The research will begin with a literature review to build on relevant new research and initiate an inventory of relevant data and methods. The research team will then develop a framework for integrating the data to support asset management functions. This is more comprehensive in terms of the types of data than the research currently being conducted as part of the UD project and more focused on demand estimation than the exploratory research that is part of the “big data” collaborative project. Using the framework, a case study focused on Sea Bright, NJ, will be developed. Our clients are the mayor of Sea Bright, and chair of the Sea Bright 2020 Steering Committee but we expect to engage other participants.
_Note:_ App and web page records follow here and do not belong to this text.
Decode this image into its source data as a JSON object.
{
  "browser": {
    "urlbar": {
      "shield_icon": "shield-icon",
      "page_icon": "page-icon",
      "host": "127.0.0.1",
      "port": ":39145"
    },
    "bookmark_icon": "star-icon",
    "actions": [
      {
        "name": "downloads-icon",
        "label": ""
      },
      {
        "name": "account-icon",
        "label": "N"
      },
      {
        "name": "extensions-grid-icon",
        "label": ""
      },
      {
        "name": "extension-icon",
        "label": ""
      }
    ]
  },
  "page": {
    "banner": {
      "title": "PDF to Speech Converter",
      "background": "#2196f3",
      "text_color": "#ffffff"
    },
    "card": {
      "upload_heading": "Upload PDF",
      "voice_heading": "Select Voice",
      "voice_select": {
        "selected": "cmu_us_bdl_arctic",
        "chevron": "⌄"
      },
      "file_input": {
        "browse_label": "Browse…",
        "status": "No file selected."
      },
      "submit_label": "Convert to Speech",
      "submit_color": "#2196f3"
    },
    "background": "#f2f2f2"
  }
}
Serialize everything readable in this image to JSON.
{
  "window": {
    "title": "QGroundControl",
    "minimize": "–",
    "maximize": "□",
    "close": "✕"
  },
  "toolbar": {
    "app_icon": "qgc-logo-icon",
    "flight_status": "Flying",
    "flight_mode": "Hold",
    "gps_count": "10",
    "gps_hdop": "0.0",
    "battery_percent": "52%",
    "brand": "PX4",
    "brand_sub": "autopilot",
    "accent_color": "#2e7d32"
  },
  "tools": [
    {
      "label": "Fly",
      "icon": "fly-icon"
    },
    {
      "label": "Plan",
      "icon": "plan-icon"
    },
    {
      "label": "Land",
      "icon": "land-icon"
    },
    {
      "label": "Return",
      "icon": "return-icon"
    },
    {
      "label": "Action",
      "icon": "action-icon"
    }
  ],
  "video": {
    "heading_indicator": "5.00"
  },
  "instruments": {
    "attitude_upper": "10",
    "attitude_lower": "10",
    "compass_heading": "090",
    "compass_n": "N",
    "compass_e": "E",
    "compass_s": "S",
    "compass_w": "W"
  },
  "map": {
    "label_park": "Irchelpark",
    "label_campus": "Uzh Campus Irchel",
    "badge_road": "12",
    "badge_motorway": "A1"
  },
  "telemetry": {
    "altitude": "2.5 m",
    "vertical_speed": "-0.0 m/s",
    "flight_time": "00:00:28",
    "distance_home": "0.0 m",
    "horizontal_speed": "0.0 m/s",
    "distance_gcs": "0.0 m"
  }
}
We will draw on input from the community in the form of the survey we are about to launch, reports from community meetings, past plans and studies (for example a Smart Growth plan and a study by Bloustein School of Planning and Public Policy students), and plans, GIS, and transportation data from Monmouth County, North Jersey Transportation Planning Authority, and New Jersey DOT. The case study will be presented at a workshop and the framework updated to reflect comments and other inputs.